# Problem description:
Exactly as written, return every line of the data below apart from the pictures.

Data excerpts Block Start

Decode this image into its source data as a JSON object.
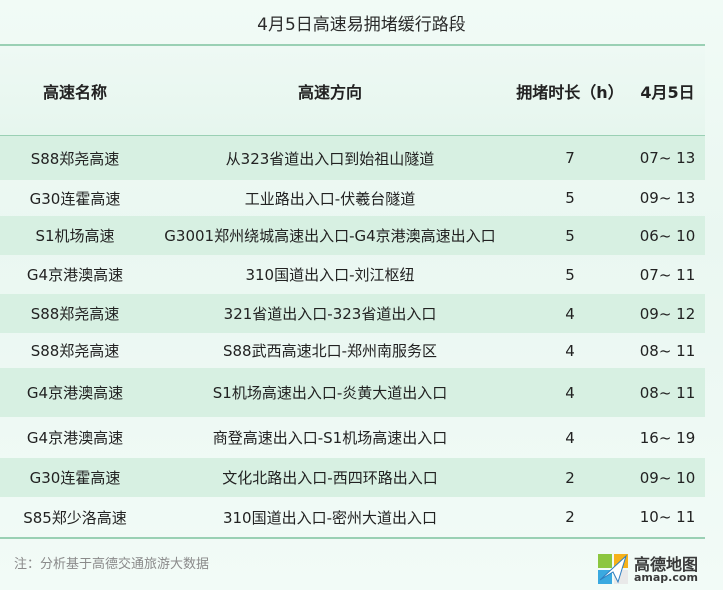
{
  "title": "4月5日高速易拥堵缓行路段",
  "table": {
    "headers": [
      "高速名称",
      "高速方向",
      "拥堵时长（h）",
      "4月5日"
    ],
    "rows": [
      {
        "name": "S88郑尧高速",
        "direction": "从323省道出入口到始祖山隧道",
        "hours": "7",
        "time": "07~ 13"
      },
      {
        "name": "G30连霍高速",
        "direction": "工业路出入口-伏羲台隧道",
        "hours": "5",
        "time": "09~ 13"
      },
      {
        "name": "S1机场高速",
        "direction": "G3001郑州绕城高速出入口-G4京港澳高速出入口",
        "hours": "5",
        "time": "06~ 10"
      },
      {
        "name": "G4京港澳高速",
        "direction": "310国道出入口-刘江枢纽",
        "hours": "5",
        "time": "07~ 11"
      },
      {
        "name": "S88郑尧高速",
        "direction": "321省道出入口-323省道出入口",
        "hours": "4",
        "time": "09~ 12"
      },
      {
        "name": "S88郑尧高速",
        "direction": "S88武西高速北口-郑州南服务区",
        "hours": "4",
        "time": "08~ 11"
      },
      {
        "name": "G4京港澳高速",
        "direction": "S1机场高速出入口-炎黄大道出入口",
        "hours": "4",
        "time": "08~ 11"
      },
      {
        "name": "G4京港澳高速",
        "direction": "商登高速出入口-S1机场高速出入口",
        "hours": "4",
        "time": "16~ 19"
      },
      {
        "name": "G30连霍高速",
        "direction": "文化北路出入口-西四环路出入口",
        "hours": "2",
        "time": "09~ 10"
      },
      {
        "name": "S85郑少洛高速",
        "direction": "310国道出入口-密州大道出入口",
        "hours": "2",
        "time": "10~ 11"
      }
    ]
  },
  "footer": {
    "note": "注：分析基于高德交通旅游大数据",
    "logo_name": "高德地图",
    "logo_url": "amap.com"
  },
  "colors": {
    "row_alt": "#d7f0e2",
    "rule": "#9ad0b4",
    "background": "#eef9f4"
  }
}
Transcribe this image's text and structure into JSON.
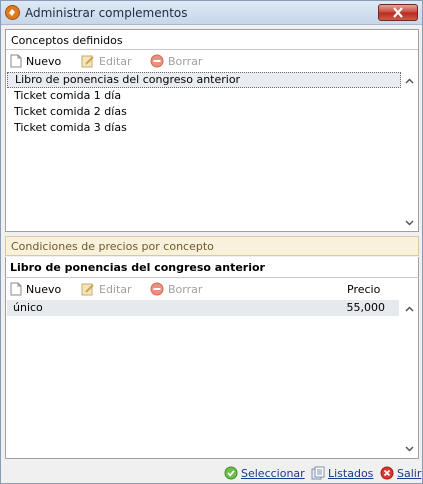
{
  "window": {
    "title": "Administrar complementos"
  },
  "conceptos": {
    "header": "Conceptos definidos",
    "toolbar": {
      "nuevo": "Nuevo",
      "editar": "Editar",
      "borrar": "Borrar"
    },
    "items": [
      "Libro de ponencias del congreso anterior",
      "Ticket comida 1 día",
      "Ticket comida 2 días",
      "Ticket comida 3 días"
    ]
  },
  "condiciones": {
    "header": "Condiciones de precios por concepto",
    "selected_concept": "Libro de ponencias del congreso anterior",
    "toolbar": {
      "nuevo": "Nuevo",
      "editar": "Editar",
      "borrar": "Borrar"
    },
    "price_header": "Precio",
    "rows": [
      {
        "name": "único",
        "price": "55,000"
      }
    ]
  },
  "footer": {
    "seleccionar": "Seleccionar",
    "listados": "Listados",
    "salir": "Salir"
  }
}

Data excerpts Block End

# Output of the task:
Decode this image into its source data as a JSON object.
{
  "title": "4月5日高速易拥堵缓行路段",
  "table": {
    "headers": [
      "高速名称",
      "高速方向",
      "拥堵时长（h）",
      "4月5日"
    ],
    "rows": [
      {
        "name": "S88郑尧高速",
        "direction": "从323省道出入口到始祖山隧道",
        "hours": "7",
        "time": "07~ 13"
      },
      {
        "name": "G30连霍高速",
        "direction": "工业路出入口-伏羲台隧道",
        "hours": "5",
        "time": "09~ 13"
      },
      {
        "name": "S1机场高速",
        "direction": "G3001郑州绕城高速出入口-G4京港澳高速出入口",
        "hours": "5",
        "time": "06~ 10"
      },
      {
        "name": "G4京港澳高速",
        "direction": "310国道出入口-刘江枢纽",
        "hours": "5",
        "time": "07~ 11"
      },
      {
        "name": "S88郑尧高速",
        "direction": "321省道出入口-323省道出入口",
        "hours": "4",
        "time": "09~ 12"
      },
      {
        "name": "S88郑尧高速",
        "direction": "S88武西高速北口-郑州南服务区",
        "hours": "4",
        "time": "08~ 11"
      },
      {
        "name": "G4京港澳高速",
        "direction": "S1机场高速出入口-炎黄大道出入口",
        "hours": "4",
        "time": "08~ 11"
      },
      {
        "name": "G4京港澳高速",
        "direction": "商登高速出入口-S1机场高速出入口",
        "hours": "4",
        "time": "16~ 19"
      },
      {
        "name": "G30连霍高速",
        "direction": "文化北路出入口-西四环路出入口",
        "hours": "2",
        "time": "09~ 10"
      },
      {
        "name": "S85郑少洛高速",
        "direction": "310国道出入口-密州大道出入口",
        "hours": "2",
        "time": "10~ 11"
      }
    ]
  },
  "footer": {
    "note": "注：分析基于高德交通旅游大数据",
    "logo_name": "高德地图",
    "logo_url": "amap.com"
  },
  "colors": {
    "row_alt": "#d7f0e2",
    "rule": "#9ad0b4",
    "background": "#eef9f4"
  }
}
Transcribe this image's text and structure into JSON.
{
  "window": {
    "title": "Administrar complementos"
  },
  "conceptos": {
    "header": "Conceptos definidos",
    "toolbar": {
      "nuevo": "Nuevo",
      "editar": "Editar",
      "borrar": "Borrar"
    },
    "items": [
      "Libro de ponencias del congreso anterior",
      "Ticket comida 1 día",
      "Ticket comida 2 días",
      "Ticket comida 3 días"
    ]
  },
  "condiciones": {
    "header": "Condiciones de precios por concepto",
    "selected_concept": "Libro de ponencias del congreso anterior",
    "toolbar": {
      "nuevo": "Nuevo",
      "editar": "Editar",
      "borrar": "Borrar"
    },
    "price_header": "Precio",
    "rows": [
      {
        "name": "único",
        "price": "55,000"
      }
    ]
  },
  "footer": {
    "seleccionar": "Seleccionar",
    "listados": "Listados",
    "salir": "Salir"
  }
}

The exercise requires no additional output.